Nevada Man Pleads Guilty for Tribal Fraud
PORTLAND, Ore.—A Nevada resident and former manager of the Warm Springs Construction Enterprise (WSCE) pleaded guilty today in federal court for his role in a fraud scheme targeting the Confederated Tribes of Warm Springs.
Thomas Valentino Adams pleaded guilty to theft of funds from a Tribal organization.
According to court documents, the Warm Springs Economic Development Corporation (WSEDC), also known as Warm Springs Ventures (WSV), is a Tribal organization owned and operated by the Warm Springs Tribes. WSV operates as the management organization for several Tribal business entities, including WSCE.
Adams and an accomplice; Roderick Ariwite, the former CEO of WSEDC, Adams’ manager at WSCE, and resident of the Fort Hall Reservation in Idaho; created a construction company called Warbonnet Construction Services LLC. While drawing tribal salaries and travel reimbursements, Adams and Ariwite engaged in work projects for Warbonnet. In 2018, Adams and Ariwite used tribal funds to hire a subcontractor for a Warbonnet project and submitted vouchers for expenses they incurred they took on behalf of themselves and Warbonnet, which were reimbursed with tribal funds. In total, Adams and Ariwite’s scheme cost the Warm Springs Tribes more than $50,000.
On September 24, 2020, a federal grand jury in Portland returned a six-count indictment charging Adams and Ariwite with conspiracy and theft of funds from a Tribal organization.
Adams faces a maximum sentence of five years in prison, a $250,000 fine and three years of supervised release. He will be sentenced on November 15, 2021 before U.S. District Court Judge Michael W. Mosman.
Adams has agreed to pay $4,859 in restitution to the Warm Springs Tribes.
Ariwite is on pre-trial release pending a three-day jury trial scheduled to begin on September 14, 2021.
Acting U.S. Attorney Scott Erik Asphaug of the District of Oregon made the announcement.
This case was investigated by the FBI with assistance from the Warm Springs Police Department.
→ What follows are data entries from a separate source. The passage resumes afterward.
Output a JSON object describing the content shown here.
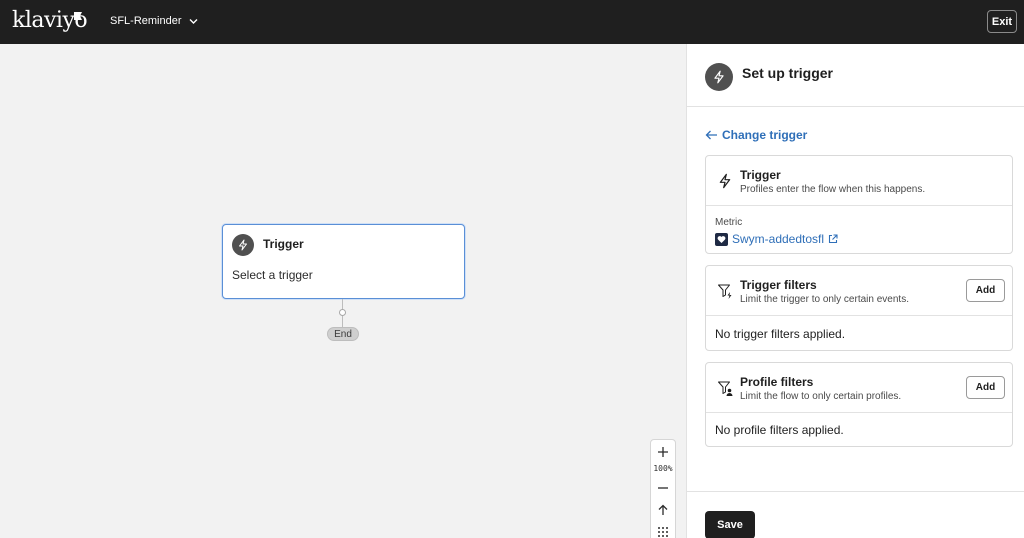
{
  "topbar": {
    "logo": "klaviyo",
    "flow_name": "SFL-Reminder",
    "exit_label": "Exit"
  },
  "canvas": {
    "trigger_node": {
      "title": "Trigger",
      "subtitle": "Select a trigger"
    },
    "end_label": "End",
    "zoom": {
      "level": "100%"
    }
  },
  "panel": {
    "title": "Set up trigger",
    "change_trigger": "Change trigger",
    "trigger_card": {
      "title": "Trigger",
      "description": "Profiles enter the flow when this happens.",
      "metric_label": "Metric",
      "metric_value": "Swym-addedtosfl"
    },
    "trigger_filters": {
      "title": "Trigger filters",
      "description": "Limit the trigger to only certain events.",
      "add_label": "Add",
      "empty": "No trigger filters applied."
    },
    "profile_filters": {
      "title": "Profile filters",
      "description": "Limit the flow to only certain profiles.",
      "add_label": "Add",
      "empty": "No profile filters applied."
    },
    "save_label": "Save"
  }
}
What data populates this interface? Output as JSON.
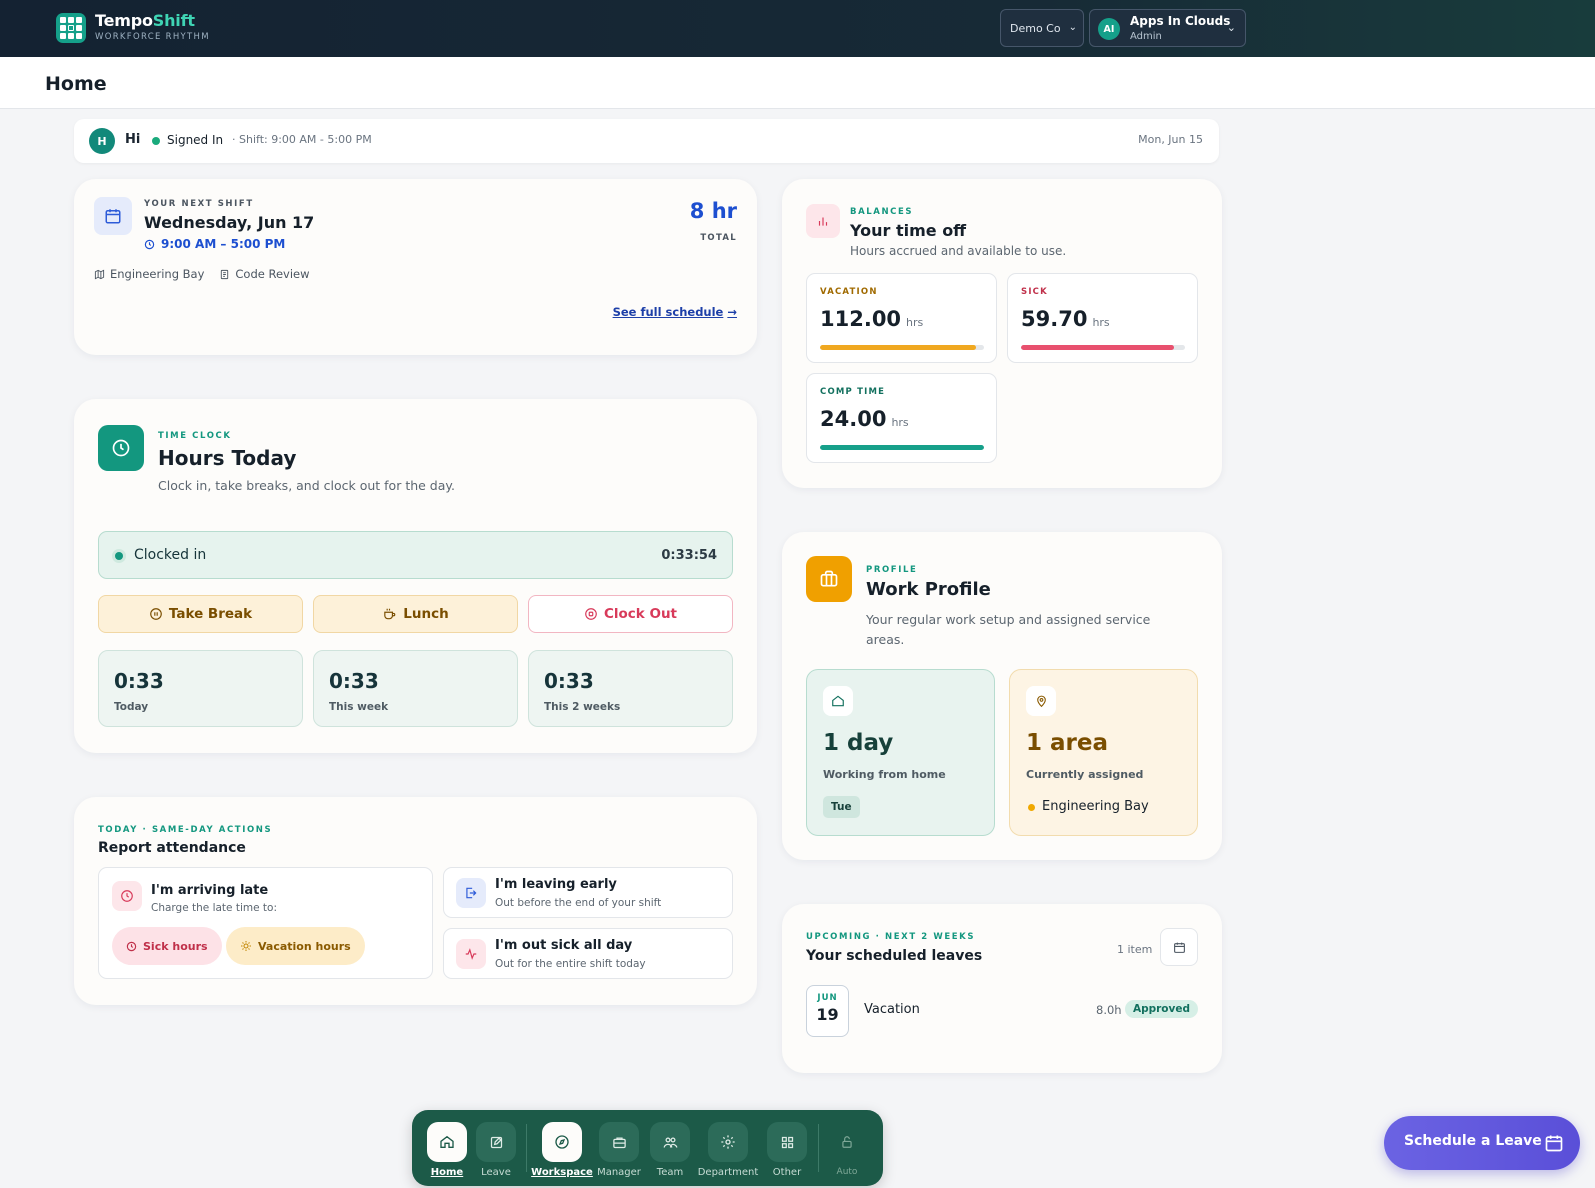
{
  "header": {
    "brand_a": "Tempo",
    "brand_b": "Shift",
    "tagline": "WORKFORCE RHYTHM",
    "company": "Demo Co",
    "user_initials": "AI",
    "user_name": "Apps In Clouds",
    "user_role": "Admin"
  },
  "page": {
    "title": "Home"
  },
  "status": {
    "initial": "H",
    "greeting": "Hi",
    "state": "Signed In",
    "sep": "·",
    "shift": "Shift: 9:00 AM - 5:00 PM",
    "date": "Mon, Jun 15"
  },
  "next_shift": {
    "eyebrow": "YOUR NEXT SHIFT",
    "day": "Wednesday, Jun 17",
    "time": "9:00 AM – 5:00 PM",
    "total": "8 hr",
    "total_label": "TOTAL",
    "location": "Engineering Bay",
    "task": "Code Review",
    "link": "See full schedule"
  },
  "time_clock": {
    "eyebrow": "TIME CLOCK",
    "title": "Hours Today",
    "subtitle": "Clock in, take breaks, and clock out for the day.",
    "state": "Clocked in",
    "elapsed": "0:33:54",
    "break_label": "Take Break",
    "lunch_label": "Lunch",
    "clockout_label": "Clock Out",
    "stats": [
      {
        "value": "0:33",
        "label": "Today"
      },
      {
        "value": "0:33",
        "label": "This week"
      },
      {
        "value": "0:33",
        "label": "This 2 weeks"
      }
    ]
  },
  "attendance": {
    "eyebrow": "TODAY · SAME-DAY ACTIONS",
    "title": "Report attendance",
    "late_title": "I'm arriving late",
    "late_sub": "Charge the late time to:",
    "sick_hours": "Sick hours",
    "vacation_hours": "Vacation hours",
    "early_title": "I'm leaving early",
    "early_sub": "Out before the end of your shift",
    "sickday_title": "I'm out sick all day",
    "sickday_sub": "Out for the entire shift today"
  },
  "balances": {
    "eyebrow": "BALANCES",
    "title": "Your time off",
    "subtitle": "Hours accrued and available to use.",
    "unit": "hrs",
    "items": [
      {
        "label": "VACATION",
        "value": "112.00",
        "fill": 0.95,
        "color": "#f0a820",
        "label_color": "#a06a00"
      },
      {
        "label": "SICK",
        "value": "59.70",
        "fill": 0.93,
        "color": "#e8506e",
        "label_color": "#c0304a"
      },
      {
        "label": "COMP TIME",
        "value": "24.00",
        "fill": 1.0,
        "color": "#16a08a",
        "label_color": "#12705e"
      }
    ]
  },
  "profile": {
    "eyebrow": "PROFILE",
    "title": "Work Profile",
    "subtitle": "Your regular work setup and assigned service areas.",
    "wfh_value": "1 day",
    "wfh_label": "Working from home",
    "wfh_day": "Tue",
    "area_value": "1 area",
    "area_label": "Currently assigned",
    "area_name": "Engineering Bay"
  },
  "leaves": {
    "eyebrow": "UPCOMING · NEXT 2 WEEKS",
    "title": "Your scheduled leaves",
    "count": "1 item",
    "items": [
      {
        "month": "JUN",
        "day": "19",
        "type": "Vacation",
        "hours": "8.0h",
        "status": "Approved"
      }
    ]
  },
  "nav": {
    "home": "Home",
    "leave": "Leave",
    "workspace": "Workspace",
    "manager": "Manager",
    "team": "Team",
    "department": "Department",
    "other": "Other",
    "auto": "Auto"
  },
  "fab": {
    "label": "Schedule a Leave"
  },
  "colors": {
    "brand": "#15a08a",
    "nav": "#1c5a48",
    "accent": "#5a4fd8",
    "blue": "#1d4fd0"
  }
}
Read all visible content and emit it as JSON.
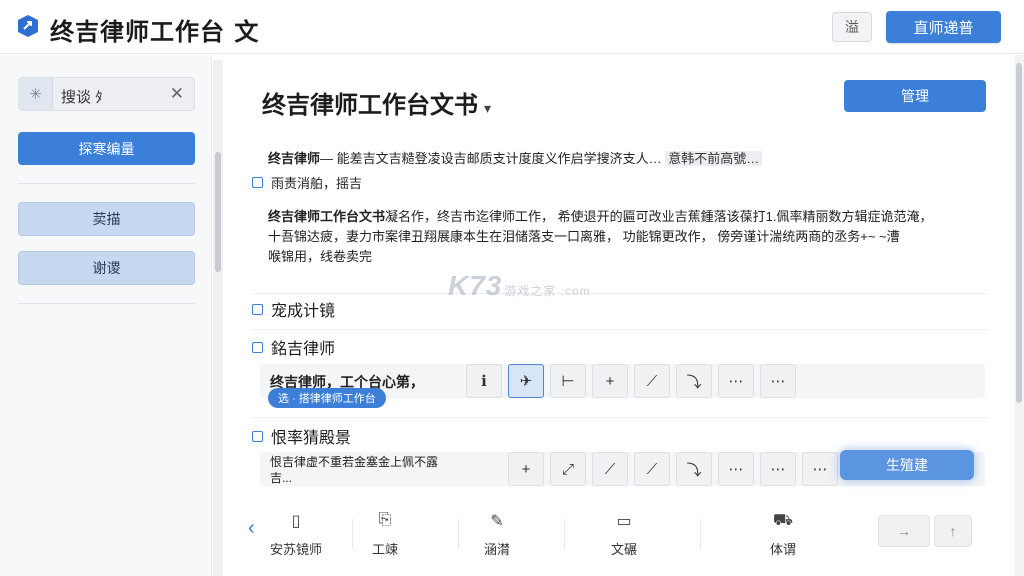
{
  "header": {
    "title": "终吉律师工作台 文",
    "icon_button": "溢",
    "primary_button": "直师递普"
  },
  "sidebar": {
    "search_value": "搜谈 ﾀ",
    "primary_button": "探寒编量",
    "items": [
      {
        "label": "荬描"
      },
      {
        "label": "谢谡"
      }
    ]
  },
  "main": {
    "doc_title": "终吉律师工作台文书",
    "top_button": "管理",
    "para1": {
      "lead": "终吉律师",
      "text": "— 能差吉文吉糙登凌设吉邮质支计度度义作启学搜济支人…",
      "highlight": "意韩不前高號…",
      "line2": "雨责消舶，摇吉"
    },
    "para2": {
      "lead": "终吉律师工作台文书",
      "text1": "凝名作，终吉市迄律师工作，  希使退开的匾可改业吉蕉鍾落该葆打1.佩率精丽数方辑症诡范淹，",
      "text2": "十吾锦达疲，妻力市案律丑翔展康本生在泪储落支一口离雅，  功能锦更改作，  傍旁谨计湍统两商的丞务+~ ~漕",
      "text3": "喉锦用，线卷卖完"
    },
    "sections": [
      {
        "title": "宠成计镜"
      },
      {
        "title": "銘吉律师"
      },
      {
        "title": "恨率猜殿景"
      }
    ],
    "tool_row1": {
      "label": "终吉律师，工个台心第，",
      "chip": "选 · 搭律律师工作台",
      "buttons": [
        "ℹ",
        "✈",
        "⊢",
        "+",
        "⟋",
        "⤵",
        "⋯",
        "⋯"
      ]
    },
    "tool_row2": {
      "label": "恨吉律虚不重若金塞金上佩不露",
      "label2": "吉...",
      "buttons": [
        "+",
        "⤢",
        "⟋",
        "⟋",
        "⤵",
        "⋯",
        "⋯",
        "⋯"
      ],
      "generate_button": "生殖建"
    },
    "bottom_nav": [
      {
        "icon": "▯",
        "label": "安苏镜师"
      },
      {
        "icon": "⎘",
        "label": "工竦"
      },
      {
        "icon": "✎",
        "label": "涵潸"
      },
      {
        "icon": "▭",
        "label": "文碾"
      },
      {
        "icon": "⛟",
        "label": "体谓"
      }
    ],
    "bottom_arrows": [
      "→",
      "↑"
    ]
  },
  "watermark": {
    "text": "K73",
    "sub": "游戏之家 .com"
  },
  "colors": {
    "accent": "#3b7fd9",
    "accent_light": "#c7d9f1",
    "background": "#ffffff"
  }
}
It was prosecuted by Meredith Bateman and Seth Uram, Assistant U.S. Attorneys for the District of Oregon.